(Beginning of Excerpted records)
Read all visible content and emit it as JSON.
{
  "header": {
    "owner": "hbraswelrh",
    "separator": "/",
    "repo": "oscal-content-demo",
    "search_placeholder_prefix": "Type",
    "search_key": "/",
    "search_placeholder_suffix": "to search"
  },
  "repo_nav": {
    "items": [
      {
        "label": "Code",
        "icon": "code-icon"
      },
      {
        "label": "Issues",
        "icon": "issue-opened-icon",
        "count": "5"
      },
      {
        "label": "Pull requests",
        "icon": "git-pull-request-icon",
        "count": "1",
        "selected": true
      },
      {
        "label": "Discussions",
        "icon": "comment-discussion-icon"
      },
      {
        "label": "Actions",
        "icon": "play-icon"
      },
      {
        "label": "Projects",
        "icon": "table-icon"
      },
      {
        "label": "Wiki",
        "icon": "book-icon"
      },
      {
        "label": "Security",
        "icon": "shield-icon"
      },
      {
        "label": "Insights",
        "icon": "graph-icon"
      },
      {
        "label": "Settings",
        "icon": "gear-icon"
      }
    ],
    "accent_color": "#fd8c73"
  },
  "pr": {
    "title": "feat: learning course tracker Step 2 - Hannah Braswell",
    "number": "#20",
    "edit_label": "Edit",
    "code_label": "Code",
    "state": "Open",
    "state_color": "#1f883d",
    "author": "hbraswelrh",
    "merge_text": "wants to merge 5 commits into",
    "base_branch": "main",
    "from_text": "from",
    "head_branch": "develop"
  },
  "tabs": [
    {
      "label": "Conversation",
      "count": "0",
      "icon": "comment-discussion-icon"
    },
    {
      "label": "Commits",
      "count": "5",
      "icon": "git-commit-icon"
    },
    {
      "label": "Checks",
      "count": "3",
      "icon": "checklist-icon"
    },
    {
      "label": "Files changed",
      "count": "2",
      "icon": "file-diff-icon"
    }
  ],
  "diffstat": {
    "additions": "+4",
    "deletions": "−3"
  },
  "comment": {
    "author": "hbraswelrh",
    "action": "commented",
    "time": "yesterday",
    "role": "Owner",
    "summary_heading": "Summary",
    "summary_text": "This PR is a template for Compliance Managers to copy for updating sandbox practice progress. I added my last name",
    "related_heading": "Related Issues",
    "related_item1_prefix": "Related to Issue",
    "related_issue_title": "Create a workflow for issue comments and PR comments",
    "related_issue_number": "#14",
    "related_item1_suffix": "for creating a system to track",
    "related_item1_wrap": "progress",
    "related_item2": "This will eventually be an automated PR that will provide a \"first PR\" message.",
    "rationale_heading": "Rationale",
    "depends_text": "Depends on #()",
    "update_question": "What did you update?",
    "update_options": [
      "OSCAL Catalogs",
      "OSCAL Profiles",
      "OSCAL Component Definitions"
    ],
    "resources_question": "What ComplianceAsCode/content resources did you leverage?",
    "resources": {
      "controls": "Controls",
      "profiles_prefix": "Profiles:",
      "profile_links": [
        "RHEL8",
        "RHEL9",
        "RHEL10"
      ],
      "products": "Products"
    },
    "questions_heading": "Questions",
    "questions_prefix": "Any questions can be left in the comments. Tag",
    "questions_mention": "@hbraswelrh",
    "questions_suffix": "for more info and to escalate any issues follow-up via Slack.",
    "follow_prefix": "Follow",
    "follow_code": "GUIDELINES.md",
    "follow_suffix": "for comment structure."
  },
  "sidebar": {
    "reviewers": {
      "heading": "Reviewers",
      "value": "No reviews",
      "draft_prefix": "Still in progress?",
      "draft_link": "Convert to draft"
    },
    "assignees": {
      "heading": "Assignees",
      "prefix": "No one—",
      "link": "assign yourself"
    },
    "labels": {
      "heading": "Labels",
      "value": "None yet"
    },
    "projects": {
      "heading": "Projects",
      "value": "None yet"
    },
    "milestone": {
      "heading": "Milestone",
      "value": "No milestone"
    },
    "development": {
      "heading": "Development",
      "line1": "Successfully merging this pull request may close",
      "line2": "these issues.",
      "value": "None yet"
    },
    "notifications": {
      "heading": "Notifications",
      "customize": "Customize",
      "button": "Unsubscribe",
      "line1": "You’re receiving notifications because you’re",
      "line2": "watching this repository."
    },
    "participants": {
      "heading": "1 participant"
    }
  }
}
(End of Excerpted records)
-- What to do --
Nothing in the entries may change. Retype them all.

-- Response box --
Read all visible content and emit it as JSON.
{
  "header": {
    "owner": "hbraswelrh",
    "separator": "/",
    "repo": "oscal-content-demo",
    "search_placeholder_prefix": "Type",
    "search_key": "/",
    "search_placeholder_suffix": "to search"
  },
  "repo_nav": {
    "items": [
      {
        "label": "Code",
        "icon": "code-icon"
      },
      {
        "label": "Issues",
        "icon": "issue-opened-icon",
        "count": "5"
      },
      {
        "label": "Pull requests",
        "icon": "git-pull-request-icon",
        "count": "1",
        "selected": true
      },
      {
        "label": "Discussions",
        "icon": "comment-discussion-icon"
      },
      {
        "label": "Actions",
        "icon": "play-icon"
      },
      {
        "label": "Projects",
        "icon": "table-icon"
      },
      {
        "label": "Wiki",
        "icon": "book-icon"
      },
      {
        "label": "Security",
        "icon": "shield-icon"
      },
      {
        "label": "Insights",
        "icon": "graph-icon"
      },
      {
        "label": "Settings",
        "icon": "gear-icon"
      }
    ],
    "accent_color": "#fd8c73"
  },
  "pr": {
    "title": "feat: learning course tracker Step 2 - Hannah Braswell",
    "number": "#20",
    "edit_label": "Edit",
    "code_label": "Code",
    "state": "Open",
    "state_color": "#1f883d",
    "author": "hbraswelrh",
    "merge_text": "wants to merge 5 commits into",
    "base_branch": "main",
    "from_text": "from",
    "head_branch": "develop"
  },
  "tabs": [
    {
      "label": "Conversation",
      "count": "0",
      "icon": "comment-discussion-icon"
    },
    {
      "label": "Commits",
      "count": "5",
      "icon": "git-commit-icon"
    },
    {
      "label": "Checks",
      "count": "3",
      "icon": "checklist-icon"
    },
    {
      "label": "Files changed",
      "count": "2",
      "icon": "file-diff-icon"
    }
  ],
  "diffstat": {
    "additions": "+4",
    "deletions": "−3"
  },
  "comment": {
    "author": "hbraswelrh",
    "action": "commented",
    "time": "yesterday",
    "role": "Owner",
    "summary_heading": "Summary",
    "summary_text": "This PR is a template for Compliance Managers to copy for updating sandbox practice progress. I added my last name",
    "related_heading": "Related Issues",
    "related_item1_prefix": "Related to Issue",
    "related_issue_title": "Create a workflow for issue comments and PR comments",
    "related_issue_number": "#14",
    "related_item1_suffix": "for creating a system to track",
    "related_item1_wrap": "progress",
    "related_item2": "This will eventually be an automated PR that will provide a \"first PR\" message.",
    "rationale_heading": "Rationale",
    "depends_text": "Depends on #()",
    "update_question": "What did you update?",
    "update_options": [
      "OSCAL Catalogs",
      "OSCAL Profiles",
      "OSCAL Component Definitions"
    ],
    "resources_question": "What ComplianceAsCode/content resources did you leverage?",
    "resources": {
      "controls": "Controls",
      "profiles_prefix": "Profiles:",
      "profile_links": [
        "RHEL8",
        "RHEL9",
        "RHEL10"
      ],
      "products": "Products"
    },
    "questions_heading": "Questions",
    "questions_prefix": "Any questions can be left in the comments. Tag",
    "questions_mention": "@hbraswelrh",
    "questions_suffix": "for more info and to escalate any issues follow-up via Slack.",
    "follow_prefix": "Follow",
    "follow_code": "GUIDELINES.md",
    "follow_suffix": "for comment structure."
  },
  "sidebar": {
    "reviewers": {
      "heading": "Reviewers",
      "value": "No reviews",
      "draft_prefix": "Still in progress?",
      "draft_link": "Convert to draft"
    },
    "assignees": {
      "heading": "Assignees",
      "prefix": "No one—",
      "link": "assign yourself"
    },
    "labels": {
      "heading": "Labels",
      "value": "None yet"
    },
    "projects": {
      "heading": "Projects",
      "value": "None yet"
    },
    "milestone": {
      "heading": "Milestone",
      "value": "No milestone"
    },
    "development": {
      "heading": "Development",
      "line1": "Successfully merging this pull request may close",
      "line2": "these issues.",
      "value": "None yet"
    },
    "notifications": {
      "heading": "Notifications",
      "customize": "Customize",
      "button": "Unsubscribe",
      "line1": "You’re receiving notifications because you’re",
      "line2": "watching this repository."
    },
    "participants": {
      "heading": "1 participant"
    }
  }
}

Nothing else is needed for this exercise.